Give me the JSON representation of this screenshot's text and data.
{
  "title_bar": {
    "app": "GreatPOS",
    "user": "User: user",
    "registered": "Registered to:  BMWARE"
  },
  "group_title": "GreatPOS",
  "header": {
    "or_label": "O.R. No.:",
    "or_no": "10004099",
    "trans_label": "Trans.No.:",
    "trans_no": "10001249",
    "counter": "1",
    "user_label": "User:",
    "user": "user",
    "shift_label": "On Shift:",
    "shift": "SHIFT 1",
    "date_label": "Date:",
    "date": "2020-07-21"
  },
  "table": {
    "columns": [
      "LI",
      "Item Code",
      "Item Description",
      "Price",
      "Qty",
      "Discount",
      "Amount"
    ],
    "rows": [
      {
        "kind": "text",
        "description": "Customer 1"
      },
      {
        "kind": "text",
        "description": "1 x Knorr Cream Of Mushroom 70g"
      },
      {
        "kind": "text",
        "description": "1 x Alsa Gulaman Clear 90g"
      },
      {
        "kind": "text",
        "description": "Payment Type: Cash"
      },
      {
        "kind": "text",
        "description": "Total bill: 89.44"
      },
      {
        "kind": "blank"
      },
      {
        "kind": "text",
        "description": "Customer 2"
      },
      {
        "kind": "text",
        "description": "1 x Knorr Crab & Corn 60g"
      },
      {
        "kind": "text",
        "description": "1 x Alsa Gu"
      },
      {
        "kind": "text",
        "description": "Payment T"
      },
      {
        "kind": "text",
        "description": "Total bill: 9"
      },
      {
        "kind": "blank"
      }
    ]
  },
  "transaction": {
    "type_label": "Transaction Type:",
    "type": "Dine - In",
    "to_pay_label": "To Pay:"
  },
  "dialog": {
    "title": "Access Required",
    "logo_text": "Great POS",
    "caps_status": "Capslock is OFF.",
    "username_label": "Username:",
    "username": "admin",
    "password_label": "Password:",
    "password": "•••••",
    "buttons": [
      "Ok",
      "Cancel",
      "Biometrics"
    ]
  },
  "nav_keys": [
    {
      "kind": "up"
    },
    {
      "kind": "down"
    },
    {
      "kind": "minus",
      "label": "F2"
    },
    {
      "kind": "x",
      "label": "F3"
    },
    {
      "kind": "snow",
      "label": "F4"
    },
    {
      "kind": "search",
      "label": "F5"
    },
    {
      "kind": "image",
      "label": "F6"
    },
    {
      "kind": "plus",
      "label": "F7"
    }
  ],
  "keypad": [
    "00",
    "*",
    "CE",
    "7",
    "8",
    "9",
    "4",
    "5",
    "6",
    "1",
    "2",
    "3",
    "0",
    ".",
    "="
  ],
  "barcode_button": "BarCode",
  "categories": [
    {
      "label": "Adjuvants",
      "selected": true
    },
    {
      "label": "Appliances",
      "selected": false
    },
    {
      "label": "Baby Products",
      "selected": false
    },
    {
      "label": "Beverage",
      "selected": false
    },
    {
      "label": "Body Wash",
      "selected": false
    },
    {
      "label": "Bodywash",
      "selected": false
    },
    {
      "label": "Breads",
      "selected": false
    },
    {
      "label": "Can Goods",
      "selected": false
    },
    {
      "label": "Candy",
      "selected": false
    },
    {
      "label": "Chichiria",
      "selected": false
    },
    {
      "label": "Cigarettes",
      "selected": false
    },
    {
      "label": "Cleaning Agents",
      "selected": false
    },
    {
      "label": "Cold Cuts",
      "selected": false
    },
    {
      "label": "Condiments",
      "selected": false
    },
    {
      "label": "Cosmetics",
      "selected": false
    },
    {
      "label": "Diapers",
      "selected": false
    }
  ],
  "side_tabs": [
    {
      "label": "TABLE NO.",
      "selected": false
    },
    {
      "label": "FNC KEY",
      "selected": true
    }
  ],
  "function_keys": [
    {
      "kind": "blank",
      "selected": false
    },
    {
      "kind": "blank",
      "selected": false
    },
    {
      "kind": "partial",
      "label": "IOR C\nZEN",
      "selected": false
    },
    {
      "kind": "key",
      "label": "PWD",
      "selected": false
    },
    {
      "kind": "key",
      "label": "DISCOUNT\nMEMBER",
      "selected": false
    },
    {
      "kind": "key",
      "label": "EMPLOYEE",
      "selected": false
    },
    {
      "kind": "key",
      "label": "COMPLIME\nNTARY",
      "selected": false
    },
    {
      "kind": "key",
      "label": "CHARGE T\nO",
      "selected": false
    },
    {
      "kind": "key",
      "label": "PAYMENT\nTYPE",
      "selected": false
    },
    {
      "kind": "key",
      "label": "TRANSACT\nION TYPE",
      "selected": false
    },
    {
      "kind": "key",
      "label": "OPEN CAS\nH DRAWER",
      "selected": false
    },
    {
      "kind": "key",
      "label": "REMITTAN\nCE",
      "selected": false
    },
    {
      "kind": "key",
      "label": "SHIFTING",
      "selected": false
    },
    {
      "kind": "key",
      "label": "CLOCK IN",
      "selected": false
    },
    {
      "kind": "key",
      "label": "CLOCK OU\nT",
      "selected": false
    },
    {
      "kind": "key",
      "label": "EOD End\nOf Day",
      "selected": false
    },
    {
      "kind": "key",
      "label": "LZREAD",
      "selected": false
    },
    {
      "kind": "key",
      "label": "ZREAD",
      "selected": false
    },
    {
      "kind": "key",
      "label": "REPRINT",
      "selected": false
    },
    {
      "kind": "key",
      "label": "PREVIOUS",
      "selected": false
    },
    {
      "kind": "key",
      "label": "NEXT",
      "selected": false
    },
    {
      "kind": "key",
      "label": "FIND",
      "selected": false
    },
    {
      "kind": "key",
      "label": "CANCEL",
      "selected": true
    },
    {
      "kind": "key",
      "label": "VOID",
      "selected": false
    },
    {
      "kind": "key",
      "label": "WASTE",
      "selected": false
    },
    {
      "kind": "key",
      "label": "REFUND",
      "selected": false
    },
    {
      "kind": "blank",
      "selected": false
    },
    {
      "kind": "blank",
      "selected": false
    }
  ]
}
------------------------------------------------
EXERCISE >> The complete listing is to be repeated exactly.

EXERCISE RESULT >>
Give me the JSON representation of this screenshot's text and data.
{
  "title_bar": {
    "app": "GreatPOS",
    "user": "User: user",
    "registered": "Registered to:  BMWARE"
  },
  "group_title": "GreatPOS",
  "header": {
    "or_label": "O.R. No.:",
    "or_no": "10004099",
    "trans_label": "Trans.No.:",
    "trans_no": "10001249",
    "counter": "1",
    "user_label": "User:",
    "user": "user",
    "shift_label": "On Shift:",
    "shift": "SHIFT 1",
    "date_label": "Date:",
    "date": "2020-07-21"
  },
  "table": {
    "columns": [
      "LI",
      "Item Code",
      "Item Description",
      "Price",
      "Qty",
      "Discount",
      "Amount"
    ],
    "rows": [
      {
        "kind": "text",
        "description": "Customer 1"
      },
      {
        "kind": "text",
        "description": "1 x Knorr Cream Of Mushroom 70g"
      },
      {
        "kind": "text",
        "description": "1 x Alsa Gulaman Clear 90g"
      },
      {
        "kind": "text",
        "description": "Payment Type: Cash"
      },
      {
        "kind": "text",
        "description": "Total bill: 89.44"
      },
      {
        "kind": "blank"
      },
      {
        "kind": "text",
        "description": "Customer 2"
      },
      {
        "kind": "text",
        "description": "1 x Knorr Crab & Corn 60g"
      },
      {
        "kind": "text",
        "description": "1 x Alsa Gu"
      },
      {
        "kind": "text",
        "description": "Payment T"
      },
      {
        "kind": "text",
        "description": "Total bill: 9"
      },
      {
        "kind": "blank"
      }
    ]
  },
  "transaction": {
    "type_label": "Transaction Type:",
    "type": "Dine - In",
    "to_pay_label": "To Pay:"
  },
  "dialog": {
    "title": "Access Required",
    "logo_text": "Great POS",
    "caps_status": "Capslock is OFF.",
    "username_label": "Username:",
    "username": "admin",
    "password_label": "Password:",
    "password": "•••••",
    "buttons": [
      "Ok",
      "Cancel",
      "Biometrics"
    ]
  },
  "nav_keys": [
    {
      "kind": "up"
    },
    {
      "kind": "down"
    },
    {
      "kind": "minus",
      "label": "F2"
    },
    {
      "kind": "x",
      "label": "F3"
    },
    {
      "kind": "snow",
      "label": "F4"
    },
    {
      "kind": "search",
      "label": "F5"
    },
    {
      "kind": "image",
      "label": "F6"
    },
    {
      "kind": "plus",
      "label": "F7"
    }
  ],
  "keypad": [
    "00",
    "*",
    "CE",
    "7",
    "8",
    "9",
    "4",
    "5",
    "6",
    "1",
    "2",
    "3",
    "0",
    ".",
    "="
  ],
  "barcode_button": "BarCode",
  "categories": [
    {
      "label": "Adjuvants",
      "selected": true
    },
    {
      "label": "Appliances",
      "selected": false
    },
    {
      "label": "Baby Products",
      "selected": false
    },
    {
      "label": "Beverage",
      "selected": false
    },
    {
      "label": "Body Wash",
      "selected": false
    },
    {
      "label": "Bodywash",
      "selected": false
    },
    {
      "label": "Breads",
      "selected": false
    },
    {
      "label": "Can Goods",
      "selected": false
    },
    {
      "label": "Candy",
      "selected": false
    },
    {
      "label": "Chichiria",
      "selected": false
    },
    {
      "label": "Cigarettes",
      "selected": false
    },
    {
      "label": "Cleaning Agents",
      "selected": false
    },
    {
      "label": "Cold Cuts",
      "selected": false
    },
    {
      "label": "Condiments",
      "selected": false
    },
    {
      "label": "Cosmetics",
      "selected": false
    },
    {
      "label": "Diapers",
      "selected": false
    }
  ],
  "side_tabs": [
    {
      "label": "TABLE NO.",
      "selected": false
    },
    {
      "label": "FNC KEY",
      "selected": true
    }
  ],
  "function_keys": [
    {
      "kind": "blank",
      "selected": false
    },
    {
      "kind": "blank",
      "selected": false
    },
    {
      "kind": "partial",
      "label": "IOR C\nZEN",
      "selected": false
    },
    {
      "kind": "key",
      "label": "PWD",
      "selected": false
    },
    {
      "kind": "key",
      "label": "DISCOUNT\nMEMBER",
      "selected": false
    },
    {
      "kind": "key",
      "label": "EMPLOYEE",
      "selected": false
    },
    {
      "kind": "key",
      "label": "COMPLIME\nNTARY",
      "selected": false
    },
    {
      "kind": "key",
      "label": "CHARGE T\nO",
      "selected": false
    },
    {
      "kind": "key",
      "label": "PAYMENT\nTYPE",
      "selected": false
    },
    {
      "kind": "key",
      "label": "TRANSACT\nION TYPE",
      "selected": false
    },
    {
      "kind": "key",
      "label": "OPEN CAS\nH DRAWER",
      "selected": false
    },
    {
      "kind": "key",
      "label": "REMITTAN\nCE",
      "selected": false
    },
    {
      "kind": "key",
      "label": "SHIFTING",
      "selected": false
    },
    {
      "kind": "key",
      "label": "CLOCK IN",
      "selected": false
    },
    {
      "kind": "key",
      "label": "CLOCK OU\nT",
      "selected": false
    },
    {
      "kind": "key",
      "label": "EOD End\nOf Day",
      "selected": false
    },
    {
      "kind": "key",
      "label": "LZREAD",
      "selected": false
    },
    {
      "kind": "key",
      "label": "ZREAD",
      "selected": false
    },
    {
      "kind": "key",
      "label": "REPRINT",
      "selected": false
    },
    {
      "kind": "key",
      "label": "PREVIOUS",
      "selected": false
    },
    {
      "kind": "key",
      "label": "NEXT",
      "selected": false
    },
    {
      "kind": "key",
      "label": "FIND",
      "selected": false
    },
    {
      "kind": "key",
      "label": "CANCEL",
      "selected": true
    },
    {
      "kind": "key",
      "label": "VOID",
      "selected": false
    },
    {
      "kind": "key",
      "label": "WASTE",
      "selected": false
    },
    {
      "kind": "key",
      "label": "REFUND",
      "selected": false
    },
    {
      "kind": "blank",
      "selected": false
    },
    {
      "kind": "blank",
      "selected": false
    }
  ]
}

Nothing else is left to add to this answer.